- _WHAT NEEDS TO BE DONE_
Every line of the entries with the word "PEPPERSTONE" in it should be shown.

##########

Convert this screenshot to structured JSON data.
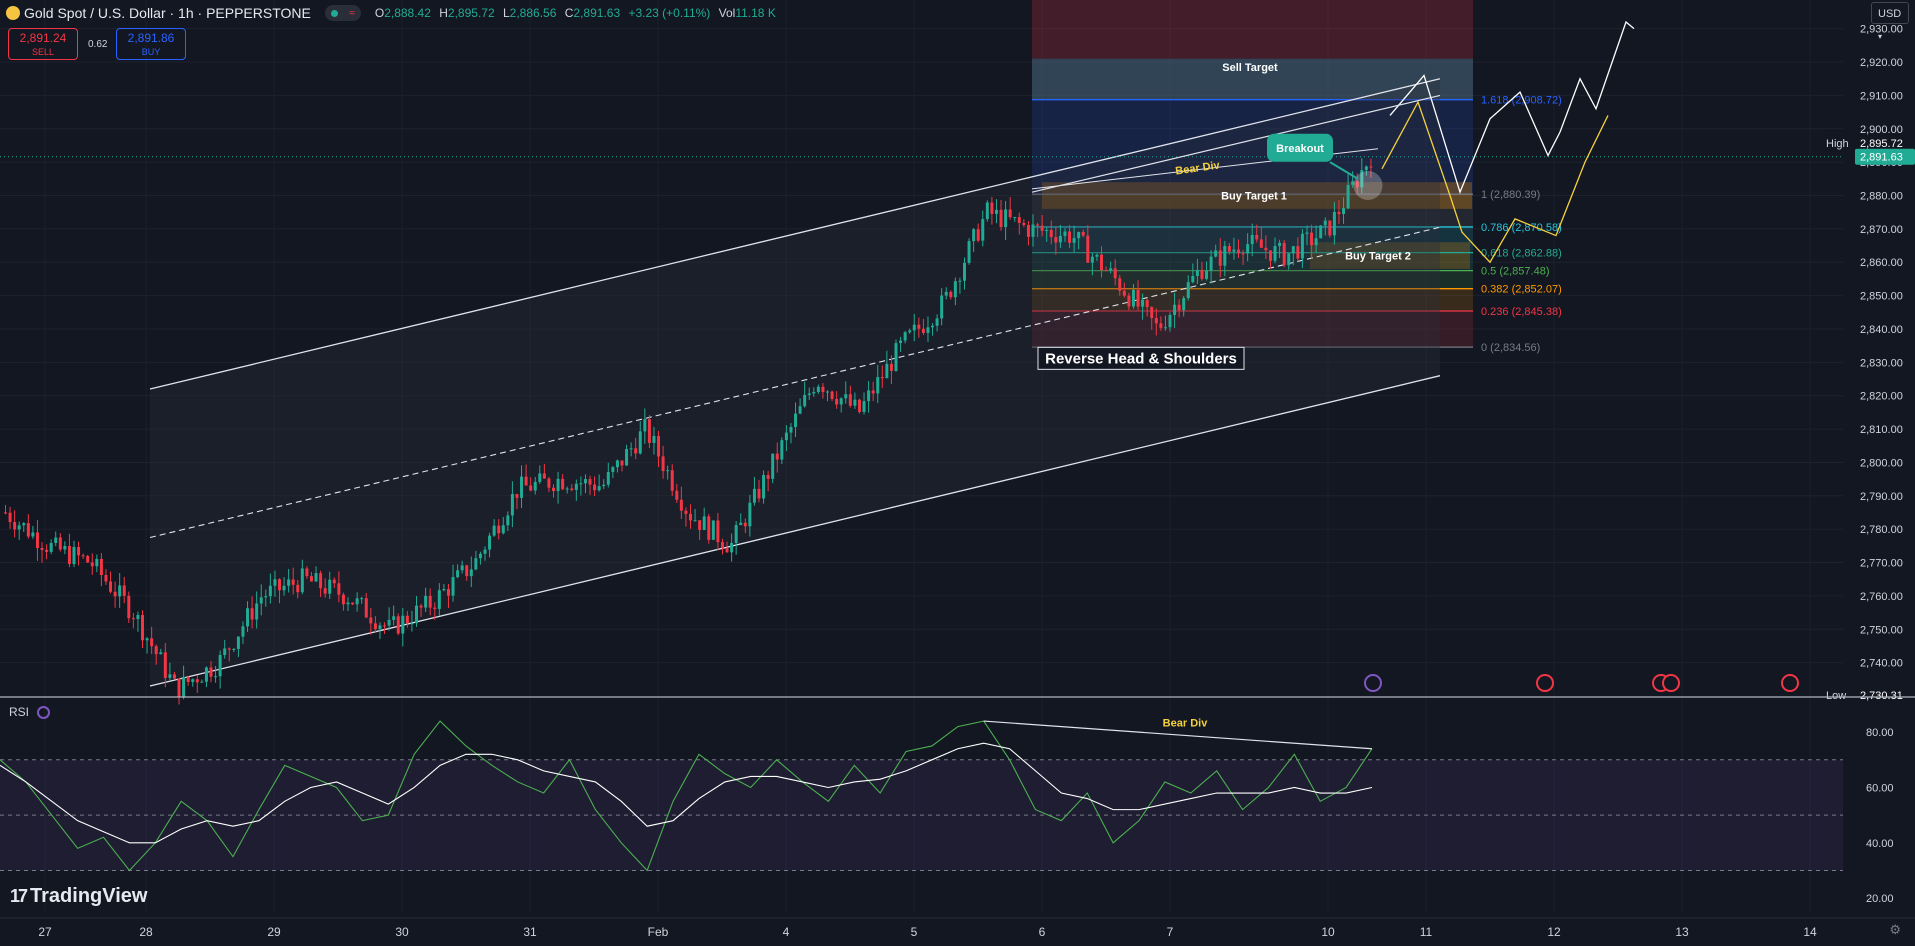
{
  "header": {
    "symbol": "Gold Spot / U.S. Dollar · 1h · PEPPERSTONE",
    "pill_icon": "≈",
    "open_label": "O",
    "open": "2,888.42",
    "high_label": "H",
    "high": "2,895.72",
    "low_label": "L",
    "low": "2,886.56",
    "close_label": "C",
    "close": "2,891.63",
    "change": "+3.23 (+0.11%)",
    "vol_label": "Vol",
    "vol": "11.18 K"
  },
  "trade": {
    "sell_price": "2,891.24",
    "sell_label": "SELL",
    "spread": "0.62",
    "buy_price": "2,891.86",
    "buy_label": "BUY"
  },
  "currency": "USD",
  "rsi_label": "RSI",
  "branding": "TradingView",
  "colors": {
    "bg": "#131722",
    "up": "#22ab94",
    "down": "#f23645",
    "rsi": "#4caf50",
    "accent": "#2962ff",
    "yellow": "#f5d23c"
  },
  "chart_data": [
    {
      "type": "candlestick",
      "title": "Gold Spot / U.S. Dollar · 1h · PEPPERSTONE",
      "x_ticks": [
        "27",
        "28",
        "29",
        "30",
        "31",
        "Feb",
        "4",
        "5",
        "6",
        "7",
        "10",
        "11",
        "12",
        "13",
        "14"
      ],
      "y_ticks": [
        2740,
        2750,
        2760,
        2770,
        2780,
        2790,
        2800,
        2810,
        2820,
        2830,
        2840,
        2850,
        2860,
        2870,
        2880,
        2890,
        2900,
        2910,
        2920,
        2930
      ],
      "ylim": [
        2730,
        2935
      ],
      "price_path": [
        [
          "27",
          2785
        ],
        [
          "27",
          2775
        ],
        [
          "27",
          2770
        ],
        [
          "28",
          2755
        ],
        [
          "28",
          2732
        ],
        [
          "28",
          2740
        ],
        [
          "29",
          2760
        ],
        [
          "29",
          2765
        ],
        [
          "29",
          2760
        ],
        [
          "30",
          2750
        ],
        [
          "30",
          2758
        ],
        [
          "30",
          2770
        ],
        [
          "31",
          2792
        ],
        [
          "31",
          2795
        ],
        [
          "31",
          2793
        ],
        [
          "Feb",
          2810
        ],
        [
          "Feb",
          2785
        ],
        [
          "Feb",
          2775
        ],
        [
          "4",
          2800
        ],
        [
          "4",
          2825
        ],
        [
          "4",
          2815
        ],
        [
          "5",
          2835
        ],
        [
          "5",
          2848
        ],
        [
          "5",
          2875
        ],
        [
          "6",
          2870
        ],
        [
          "6",
          2868
        ],
        [
          "6",
          2855
        ],
        [
          "7",
          2840
        ],
        [
          "7",
          2858
        ],
        [
          "7",
          2866
        ],
        [
          "10",
          2862
        ],
        [
          "10",
          2870
        ],
        [
          "10",
          2892
        ]
      ],
      "annotations": {
        "fib_levels": [
          {
            "label": "1.618 (2,908.72)",
            "value": 2908.72,
            "color": "#2962ff"
          },
          {
            "label": "1 (2,880.39)",
            "value": 2880.39,
            "color": "#787b86"
          },
          {
            "label": "0.786 (2,870.58)",
            "value": 2870.58,
            "color": "#26c6da"
          },
          {
            "label": "0.618 (2,862.88)",
            "value": 2862.88,
            "color": "#22ab94"
          },
          {
            "label": "0.5 (2,857.48)",
            "value": 2857.48,
            "color": "#4caf50"
          },
          {
            "label": "0.382 (2,852.07)",
            "value": 2852.07,
            "color": "#ff9800"
          },
          {
            "label": "0.236 (2,845.38)",
            "value": 2845.38,
            "color": "#f23645"
          },
          {
            "label": "0 (2,834.56)",
            "value": 2834.56,
            "color": "#787b86"
          }
        ],
        "texts": [
          "Sell Target",
          "Bear Div",
          "Breakout",
          "Buy Target 1",
          "Buy Target 2",
          "Reverse Head & Shoulders"
        ],
        "high_label": "High",
        "high_value": "2,895.72",
        "last_value": "2,891.63",
        "low_label": "Low",
        "low_value": "2,730.31"
      }
    },
    {
      "type": "line",
      "title": "RSI",
      "y_ticks": [
        20,
        40,
        60,
        80
      ],
      "ylim": [
        15,
        88
      ],
      "bands": [
        30,
        50,
        70
      ],
      "annotation": "Bear Div",
      "series": [
        {
          "values": [
            70,
            62,
            50,
            38,
            42,
            30,
            40,
            55,
            48,
            35,
            52,
            68,
            64,
            60,
            48,
            50,
            72,
            84,
            75,
            68,
            62,
            58,
            70,
            52,
            40,
            30,
            55,
            72,
            65,
            60,
            70,
            62,
            55,
            68,
            58,
            73,
            75,
            82,
            84,
            70,
            52,
            48,
            58,
            40,
            48,
            62,
            58,
            66,
            52,
            60,
            72,
            55,
            60,
            74
          ]
        },
        {
          "values": [
            68,
            62,
            55,
            48,
            44,
            40,
            40,
            45,
            48,
            46,
            48,
            55,
            60,
            62,
            58,
            54,
            60,
            68,
            72,
            72,
            70,
            66,
            64,
            62,
            55,
            46,
            48,
            56,
            62,
            64,
            64,
            62,
            60,
            62,
            63,
            66,
            70,
            74,
            76,
            74,
            66,
            58,
            56,
            52,
            52,
            54,
            56,
            58,
            58,
            58,
            60,
            58,
            58,
            60
          ]
        }
      ]
    }
  ]
}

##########

- _SOLUTION TO THE PROBLEM_
    "symbol": "Gold Spot / U.S. Dollar · 1h · PEPPERSTONE",
      "title": "Gold Spot / U.S. Dollar · 1h · PEPPERSTONE",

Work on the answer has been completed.